COCHRANE: IBM started work on Project Debater in 2011 with the goal of developing AI that learns across different disciplines in order to augment human intelligence. They were particularly concerned with mastering language. Specifically, they gave Project Debater three capabilities: data-driven speech-writing and delivery, secondly, enhanced listening comprehension, and finally, the ability to model human dilemmas to support principled argumentation.
A system like this might be useful for helping people make better decisions, then?
COCHRANE: That’s exactly right. IBM thinks Project Debater or a system like it could become the—quote—“ultimate fact-based sounding board without the same bias that often comes from humans.”
Let’s talk about that bias for a moment. Can you think of an example where an AI like this could have “moved the needle” so to speak on a policy issue—removing the human bias?
COCHRANE: I think it would have been very helpful to have had a tool like this during the debate over healthcare reform, for example. So much of what passes for “debate” these days on hot-button issues is highly politicized and ideological. An AI like this could really help humans evaluate policies and courses of action in a rational, dispassionate way.
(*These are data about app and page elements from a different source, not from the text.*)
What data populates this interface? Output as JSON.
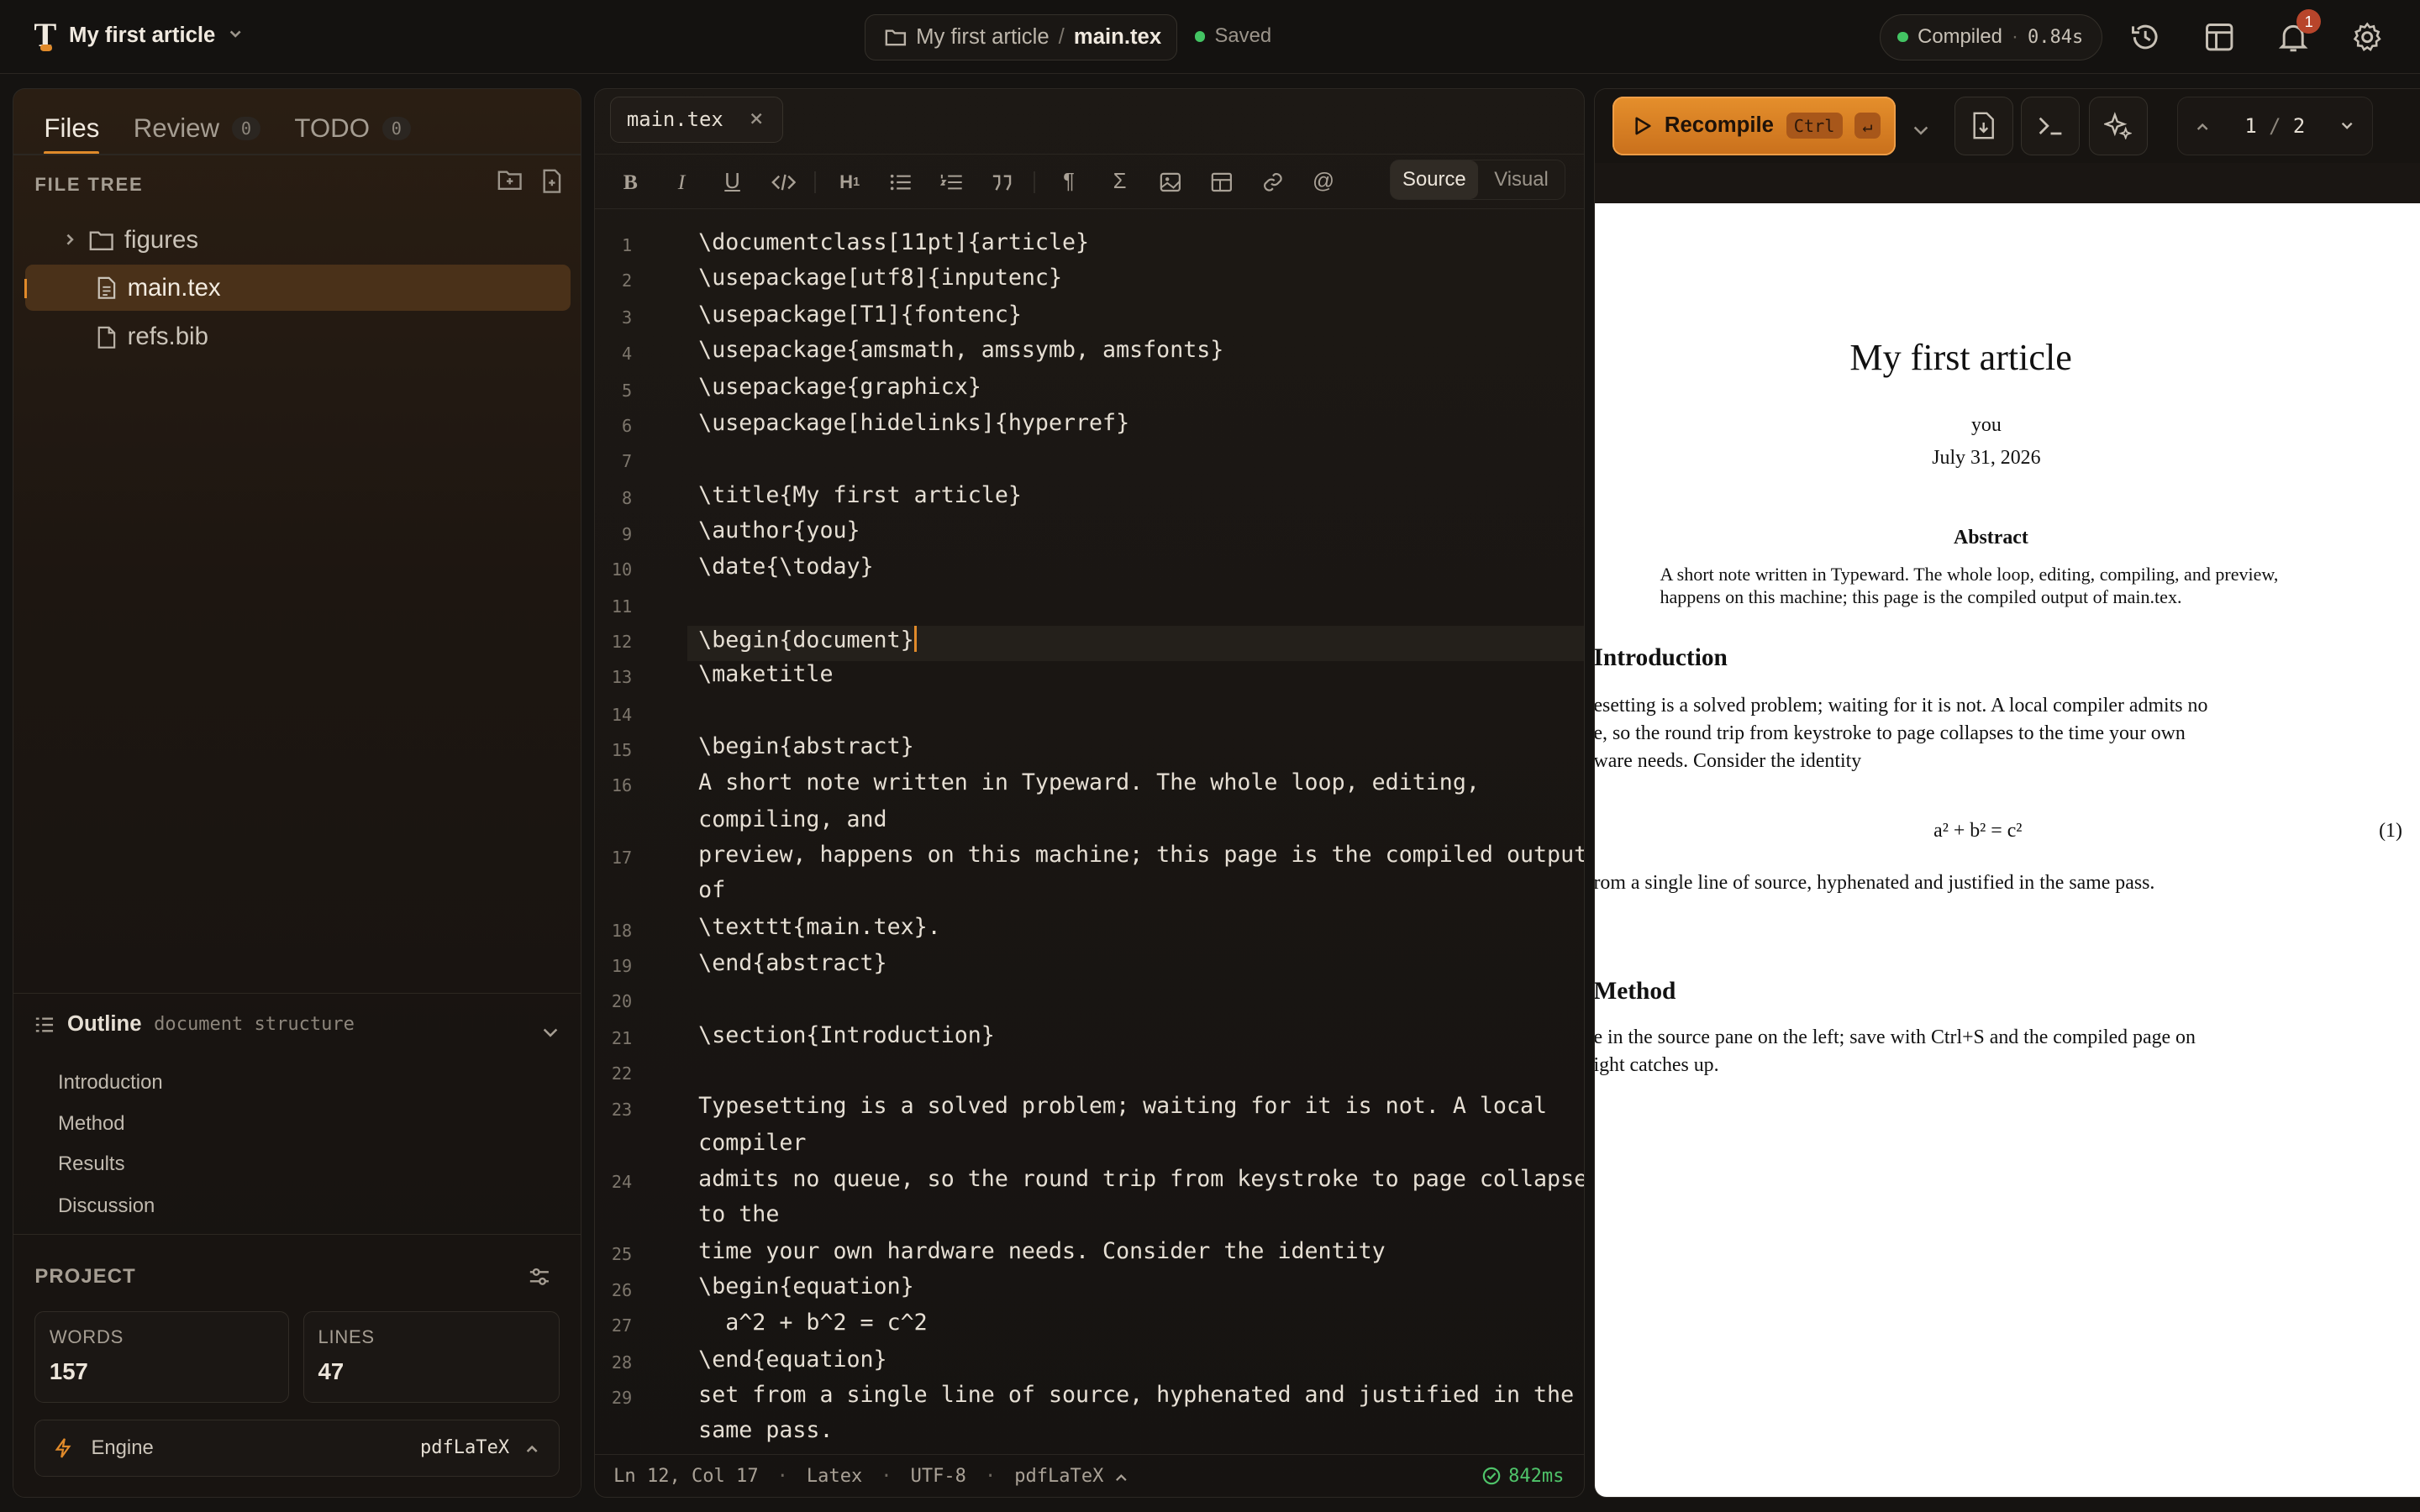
{
  "topbar": {
    "project_title": "My first article",
    "breadcrumb_project": "My first article",
    "breadcrumb_sep": "/",
    "breadcrumb_file": "main.tex",
    "save_status": "Saved",
    "compile_status": "Compiled",
    "compile_sep": "·",
    "compile_time": "0.84s",
    "notifications_count": "1"
  },
  "sidebar": {
    "tabs": [
      {
        "label": "Files",
        "count": ""
      },
      {
        "label": "Review",
        "count": "0"
      },
      {
        "label": "TODO",
        "count": "0"
      }
    ],
    "file_tree_title": "FILE TREE",
    "tree": [
      {
        "label": "figures",
        "type": "folder"
      },
      {
        "label": "main.tex",
        "type": "file"
      },
      {
        "label": "refs.bib",
        "type": "file"
      }
    ],
    "outline_title": "Outline",
    "outline_subtitle": "document structure",
    "outline_items": [
      "Introduction",
      "Method",
      "Results",
      "Discussion"
    ],
    "project_title": "PROJECT",
    "words_label": "WORDS",
    "words_value": "157",
    "lines_label": "LINES",
    "lines_value": "47",
    "engine_label": "Engine",
    "engine_value": "pdfLaTeX"
  },
  "editor": {
    "tab_label": "main.tex",
    "mode_source": "Source",
    "mode_visual": "Visual",
    "line_numbers": [
      "1",
      "2",
      "3",
      "4",
      "5",
      "6",
      "7",
      "8",
      "9",
      "10",
      "11",
      "12",
      "13",
      "14",
      "15",
      "16",
      "17",
      "18",
      "19",
      "20",
      "21",
      "22",
      "23",
      "24",
      "25",
      "26",
      "27",
      "28",
      "29"
    ],
    "lines": [
      "\\documentclass[11pt]{article}",
      "\\usepackage[utf8]{inputenc}",
      "\\usepackage[T1]{fontenc}",
      "\\usepackage{amsmath, amssymb, amsfonts}",
      "\\usepackage{graphicx}",
      "\\usepackage[hidelinks]{hyperref}",
      "",
      "\\title{My first article}",
      "\\author{you}",
      "\\date{\\today}",
      "",
      "\\begin{document}",
      "\\maketitle",
      "",
      "\\begin{abstract}",
      "A short note written in Typeward. The whole loop, editing,",
      "compiling, and",
      "preview, happens on this machine; this page is the compiled output",
      "of",
      "\\texttt{main.tex}.",
      "\\end{abstract}",
      "",
      "\\section{Introduction}",
      "",
      "Typesetting is a solved problem; waiting for it is not. A local",
      "compiler",
      "admits no queue, so the round trip from keystroke to page collapses",
      "to the",
      "time your own hardware needs. Consider the identity",
      "\\begin{equation}",
      "  a^2 + b^2 = c^2",
      "\\end{equation}",
      "set from a single line of source, hyphenated and justified in the",
      "same pass."
    ],
    "status_position": "Ln 12, Col 17",
    "status_sep": "·",
    "status_language": "Latex",
    "status_encoding": "UTF-8",
    "status_engine": "pdfLaTeX",
    "status_time": "842ms"
  },
  "preview": {
    "recompile_label": "Recompile",
    "recompile_shortcut_ctrl": "Ctrl",
    "recompile_shortcut_key": "↵",
    "page_current": "1",
    "page_sep": "/",
    "page_total": "2",
    "doc": {
      "title": "My first article",
      "author": "you",
      "date": "July 31, 2026",
      "abstract_heading": "Abstract",
      "abstract_line1": "A short note written in Typeward. The whole loop, editing, compiling, and preview,",
      "abstract_line2": "happens on this machine; this page is the compiled output of main.tex.",
      "intro_heading": "Introduction",
      "intro_line1": "esetting is a solved problem; waiting for it is not. A local compiler admits no",
      "intro_line2": "e, so the round trip from keystroke to page collapses to the time your own",
      "intro_line3": "ware needs. Consider the identity",
      "equation": "a² + b² = c²",
      "equation_number": "(1)",
      "after_eq": "rom a single line of source, hyphenated and justified in the same pass.",
      "method_heading": "Method",
      "method_line1": "e in the source pane on the left; save with Ctrl+S and the compiled page on",
      "method_line2": "ight catches up."
    }
  },
  "colors": {
    "accent": "#e08a2a",
    "success": "#43c463",
    "selection": "#4a3119"
  }
}
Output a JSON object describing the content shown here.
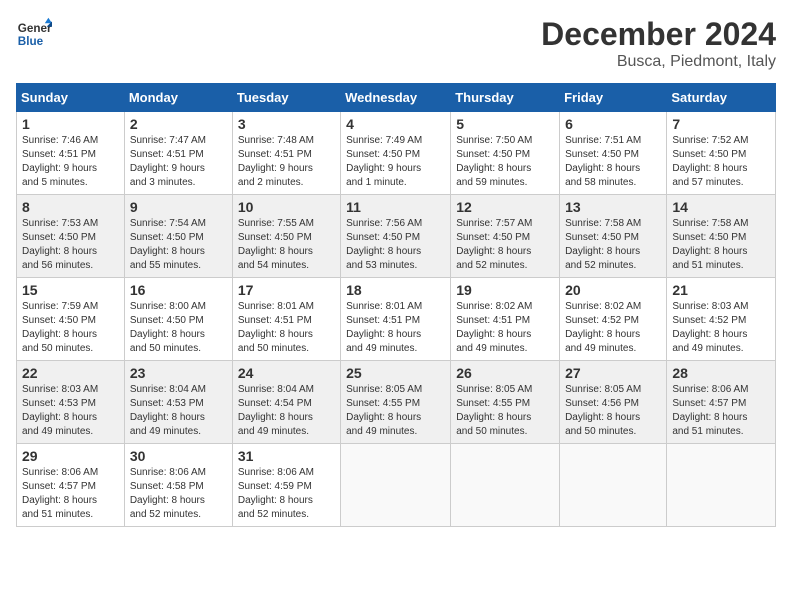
{
  "logo": {
    "text_general": "General",
    "text_blue": "Blue"
  },
  "title": "December 2024",
  "subtitle": "Busca, Piedmont, Italy",
  "days_header": [
    "Sunday",
    "Monday",
    "Tuesday",
    "Wednesday",
    "Thursday",
    "Friday",
    "Saturday"
  ],
  "weeks": [
    [
      {
        "day": "1",
        "info": "Sunrise: 7:46 AM\nSunset: 4:51 PM\nDaylight: 9 hours\nand 5 minutes."
      },
      {
        "day": "2",
        "info": "Sunrise: 7:47 AM\nSunset: 4:51 PM\nDaylight: 9 hours\nand 3 minutes."
      },
      {
        "day": "3",
        "info": "Sunrise: 7:48 AM\nSunset: 4:51 PM\nDaylight: 9 hours\nand 2 minutes."
      },
      {
        "day": "4",
        "info": "Sunrise: 7:49 AM\nSunset: 4:50 PM\nDaylight: 9 hours\nand 1 minute."
      },
      {
        "day": "5",
        "info": "Sunrise: 7:50 AM\nSunset: 4:50 PM\nDaylight: 8 hours\nand 59 minutes."
      },
      {
        "day": "6",
        "info": "Sunrise: 7:51 AM\nSunset: 4:50 PM\nDaylight: 8 hours\nand 58 minutes."
      },
      {
        "day": "7",
        "info": "Sunrise: 7:52 AM\nSunset: 4:50 PM\nDaylight: 8 hours\nand 57 minutes."
      }
    ],
    [
      {
        "day": "8",
        "info": "Sunrise: 7:53 AM\nSunset: 4:50 PM\nDaylight: 8 hours\nand 56 minutes."
      },
      {
        "day": "9",
        "info": "Sunrise: 7:54 AM\nSunset: 4:50 PM\nDaylight: 8 hours\nand 55 minutes."
      },
      {
        "day": "10",
        "info": "Sunrise: 7:55 AM\nSunset: 4:50 PM\nDaylight: 8 hours\nand 54 minutes."
      },
      {
        "day": "11",
        "info": "Sunrise: 7:56 AM\nSunset: 4:50 PM\nDaylight: 8 hours\nand 53 minutes."
      },
      {
        "day": "12",
        "info": "Sunrise: 7:57 AM\nSunset: 4:50 PM\nDaylight: 8 hours\nand 52 minutes."
      },
      {
        "day": "13",
        "info": "Sunrise: 7:58 AM\nSunset: 4:50 PM\nDaylight: 8 hours\nand 52 minutes."
      },
      {
        "day": "14",
        "info": "Sunrise: 7:58 AM\nSunset: 4:50 PM\nDaylight: 8 hours\nand 51 minutes."
      }
    ],
    [
      {
        "day": "15",
        "info": "Sunrise: 7:59 AM\nSunset: 4:50 PM\nDaylight: 8 hours\nand 50 minutes."
      },
      {
        "day": "16",
        "info": "Sunrise: 8:00 AM\nSunset: 4:50 PM\nDaylight: 8 hours\nand 50 minutes."
      },
      {
        "day": "17",
        "info": "Sunrise: 8:01 AM\nSunset: 4:51 PM\nDaylight: 8 hours\nand 50 minutes."
      },
      {
        "day": "18",
        "info": "Sunrise: 8:01 AM\nSunset: 4:51 PM\nDaylight: 8 hours\nand 49 minutes."
      },
      {
        "day": "19",
        "info": "Sunrise: 8:02 AM\nSunset: 4:51 PM\nDaylight: 8 hours\nand 49 minutes."
      },
      {
        "day": "20",
        "info": "Sunrise: 8:02 AM\nSunset: 4:52 PM\nDaylight: 8 hours\nand 49 minutes."
      },
      {
        "day": "21",
        "info": "Sunrise: 8:03 AM\nSunset: 4:52 PM\nDaylight: 8 hours\nand 49 minutes."
      }
    ],
    [
      {
        "day": "22",
        "info": "Sunrise: 8:03 AM\nSunset: 4:53 PM\nDaylight: 8 hours\nand 49 minutes."
      },
      {
        "day": "23",
        "info": "Sunrise: 8:04 AM\nSunset: 4:53 PM\nDaylight: 8 hours\nand 49 minutes."
      },
      {
        "day": "24",
        "info": "Sunrise: 8:04 AM\nSunset: 4:54 PM\nDaylight: 8 hours\nand 49 minutes."
      },
      {
        "day": "25",
        "info": "Sunrise: 8:05 AM\nSunset: 4:55 PM\nDaylight: 8 hours\nand 49 minutes."
      },
      {
        "day": "26",
        "info": "Sunrise: 8:05 AM\nSunset: 4:55 PM\nDaylight: 8 hours\nand 50 minutes."
      },
      {
        "day": "27",
        "info": "Sunrise: 8:05 AM\nSunset: 4:56 PM\nDaylight: 8 hours\nand 50 minutes."
      },
      {
        "day": "28",
        "info": "Sunrise: 8:06 AM\nSunset: 4:57 PM\nDaylight: 8 hours\nand 51 minutes."
      }
    ],
    [
      {
        "day": "29",
        "info": "Sunrise: 8:06 AM\nSunset: 4:57 PM\nDaylight: 8 hours\nand 51 minutes."
      },
      {
        "day": "30",
        "info": "Sunrise: 8:06 AM\nSunset: 4:58 PM\nDaylight: 8 hours\nand 52 minutes."
      },
      {
        "day": "31",
        "info": "Sunrise: 8:06 AM\nSunset: 4:59 PM\nDaylight: 8 hours\nand 52 minutes."
      },
      {
        "day": "",
        "info": ""
      },
      {
        "day": "",
        "info": ""
      },
      {
        "day": "",
        "info": ""
      },
      {
        "day": "",
        "info": ""
      }
    ]
  ]
}
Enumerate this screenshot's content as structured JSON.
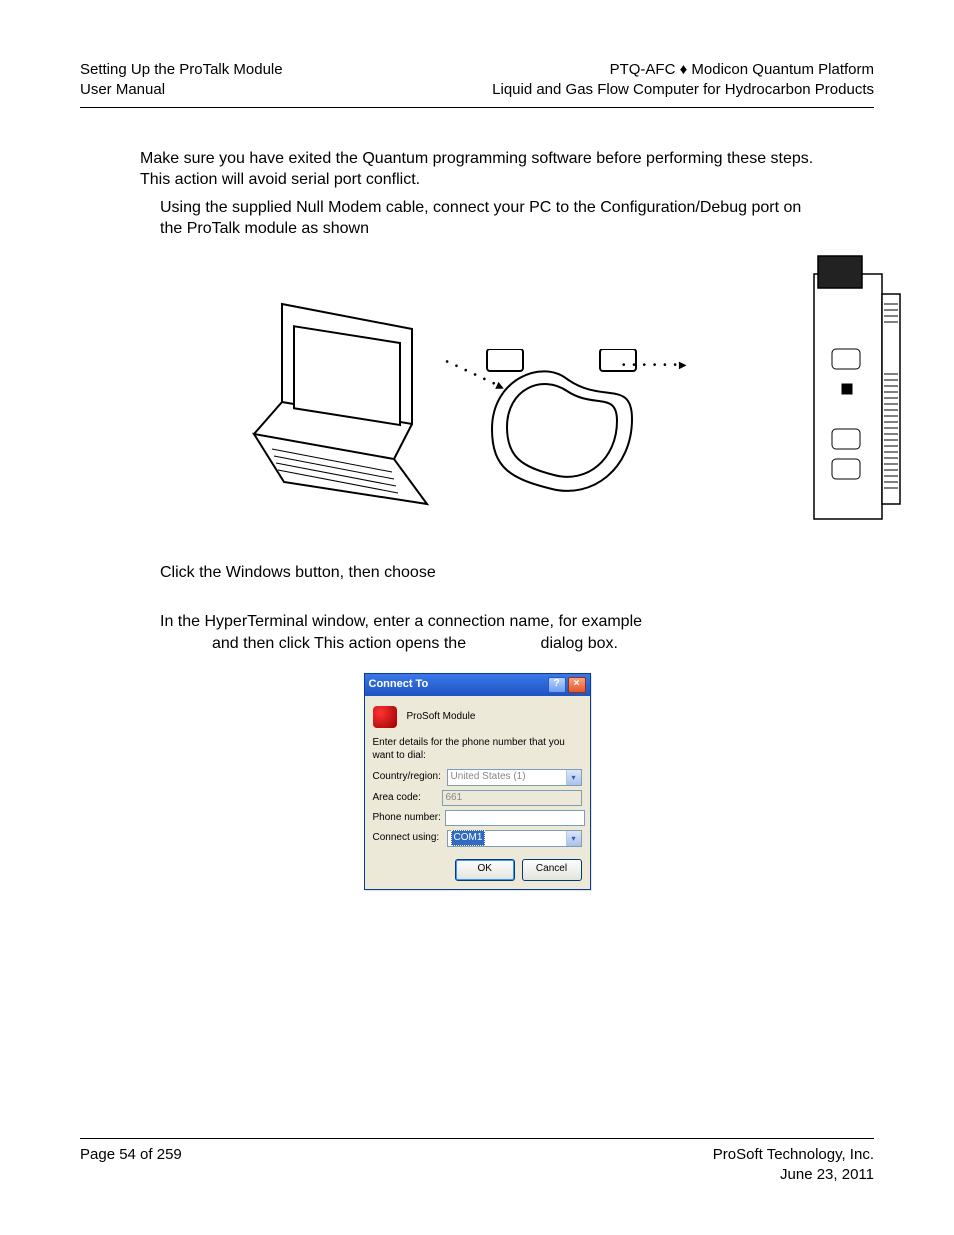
{
  "header": {
    "left_line1": "Setting Up the ProTalk Module",
    "left_line2": "User Manual",
    "right_line1": "PTQ-AFC ♦ Modicon Quantum Platform",
    "right_line2": "Liquid and Gas Flow Computer for Hydrocarbon Products"
  },
  "body": {
    "para1": "Make sure you have exited the Quantum programming software before performing these steps. This action will avoid serial port conflict.",
    "step1": "Using the supplied Null Modem cable, connect your PC to the Configuration/Debug port on the ProTalk module as shown",
    "step2a": "Click the Windows ",
    "step2b": " button, then choose ",
    "step3a": "In the HyperTerminal window, enter a connection name, for example ",
    "step3b": " and then click ",
    "step3c": " This action opens the ",
    "step3d": " dialog box."
  },
  "dialog": {
    "title": "Connect To",
    "module_name": "ProSoft Module",
    "instruction": "Enter details for the phone number that you want to dial:",
    "labels": {
      "country": "Country/region:",
      "area": "Area code:",
      "phone": "Phone number:",
      "connect": "Connect using:"
    },
    "values": {
      "country": "United States (1)",
      "area": "661",
      "phone": "",
      "connect": "COM1"
    },
    "buttons": {
      "ok": "OK",
      "cancel": "Cancel"
    }
  },
  "footer": {
    "left": "Page 54 of 259",
    "right_line1": "ProSoft Technology, Inc.",
    "right_line2": "June 23, 2011"
  }
}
With its huge knowledge base and ability to form and defend unbiased arguments, this could help cool down much of the rhetoric surrounding policy decisions, right?
COCHRANE: I agree. And I can even imagine a scenario in which you could, for example, pit one AI debater against another AI… then stand back and see what convincing arguments emerge from the debate. That would be awesome to watch!
So, Michael, if AIs like this become accessible to ordinary people like us, what kind of applications can you foresee?
COCHRANE: I could see widespread use of this kind of tool in school settings – including homeschoolers – with the goal of teaching kids real critical thinking skills and the ability to train their minds for true argumentation and debate; not simply shouting a list of talking points at an opponent.
And maybe replace lawyers someday, who knows? Michael Cochrane is our science and technology reporter. Thanks for this report, Michael.
COCHRANE: You’re welcome, Mary.